The city has lost three key people: TTC head Andy Byford is now heading up the New York City Transit, chief planner Jennifer Keesmaat returned to the private sector and city manager Peter Wallace went to work for the federal government. Anyone who has witnessed a city council meeting and caught a glimpse of how these top professionals are treated by councillors in public, let alone behind closed doors, will understand why they aren’t sticking around. But they are obviously highly skilled and are constantly being recruited by others. It has to stop.
Driving Miss Daisy
When new T.O. ride-sharing app DriveHer launched on March 16, 1,000 people downloaded it in the first 24 hours. The service, which uses female drivers and can only be used by women, hopes to make women travelling around Toronto feel safer.
Peter Munk dies at age 90
Serial entrepreneur Peter Munk died in Toronto on Wednesday, March 28. The founder of Barrick Gold Corp, the world's largest gold producer, was a significant donor to the universities, including the Peter Munk Cardiac Centre, the University Health Network and the University of Toronto Munk School of Global Affairs.

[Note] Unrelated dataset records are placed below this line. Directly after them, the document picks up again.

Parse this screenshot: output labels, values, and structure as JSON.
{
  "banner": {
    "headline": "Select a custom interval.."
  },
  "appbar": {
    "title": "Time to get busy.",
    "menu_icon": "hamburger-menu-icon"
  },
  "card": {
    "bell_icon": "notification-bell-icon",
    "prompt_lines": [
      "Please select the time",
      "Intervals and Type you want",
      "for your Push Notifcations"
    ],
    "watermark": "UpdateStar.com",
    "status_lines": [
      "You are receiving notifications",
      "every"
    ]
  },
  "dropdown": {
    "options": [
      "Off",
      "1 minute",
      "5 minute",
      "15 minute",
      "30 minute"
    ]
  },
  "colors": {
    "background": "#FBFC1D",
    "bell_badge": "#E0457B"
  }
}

Peter Munk, a powerful man in a small frame, would claim he wasn’t afraid of death. It was frailty that terrified him; it meant that he could not play the game he had been playing all his life – building businesses, taking enormous risks, thundering like Lear when it all went wrong, then picking himself up, tilting his trademark Borsalino hat on his head and starting all over again, brimming with optimism. 🔺 Mr. Munk, the Hungarian-born entrepreneur who turned Barrick Gold into the world’s biggest gold miner, just couldn’t stop, even as his health began to fail. He was in his late 70s when he spotted a clapped-out Warsaw Pact naval base in tiny, corrupt Montenegro and turned it into Porto Montenegro, one of the Mediterranean’s biggest and most glamorous yacht marinas and resorts. It is now home to some of the yachts of the Saudi royal fleet. 🔺 At that age, he didn’t need the money or the aggravation. To him, there could be no such thing as retirement. He wanted to keep working, even if he had the wealth to spend his sunset years enjoying the yachts, the chalets and the private jets that went with his status as one of Canada’s best-known businessmen, patriots, Holocaust survivors and philanthropists. 🔺 “To the very end, he had a brain as sharp as can be,” said Ivan Glasenberg, CEO of Glencore, the world’s biggest commodities trader and a long-time friend of the Canadian mogul. “We all dream of the kind of energy he had at his age. His big fear was not being on top of everything, of becoming an old man who couldn’t do what he wanted to do.” 🔺 Mr. Munk died on Wednesday in Toronto, surrounded by his family. He was 90. The cause of death was not disclosed, but he had had several heart surgeries in recent years at the Peter Munk Cardiac Centre at Toronto General & Western Hospital. He had worn a pacemaker since he was in his mid-70s. 🔺 To read the full obituary, follow the link in our bio. 🔺 (✒️: Eric Reguly 📸: Fred Lum and Deborah Baic)
Bombarder prepares for takeoff
Bombardier is putting 375 acres up for sale as it looks to shut down its Downsview Park operations. The company hired TD for the sale of its Toronto aircraft-assemby plant and has allegedly received multiple bids. But knowing them, it might take at least 10 extra years to complete the sale...
And the living is easy
Toronto was ranked 16 on Mercer’s annual Quality of Living Ranking of the most livable cities in the world — tied with Melbourne, Australia. Other Canadian cities to make the list included Vancouver (5) Ottawa (19) and Montreal (21).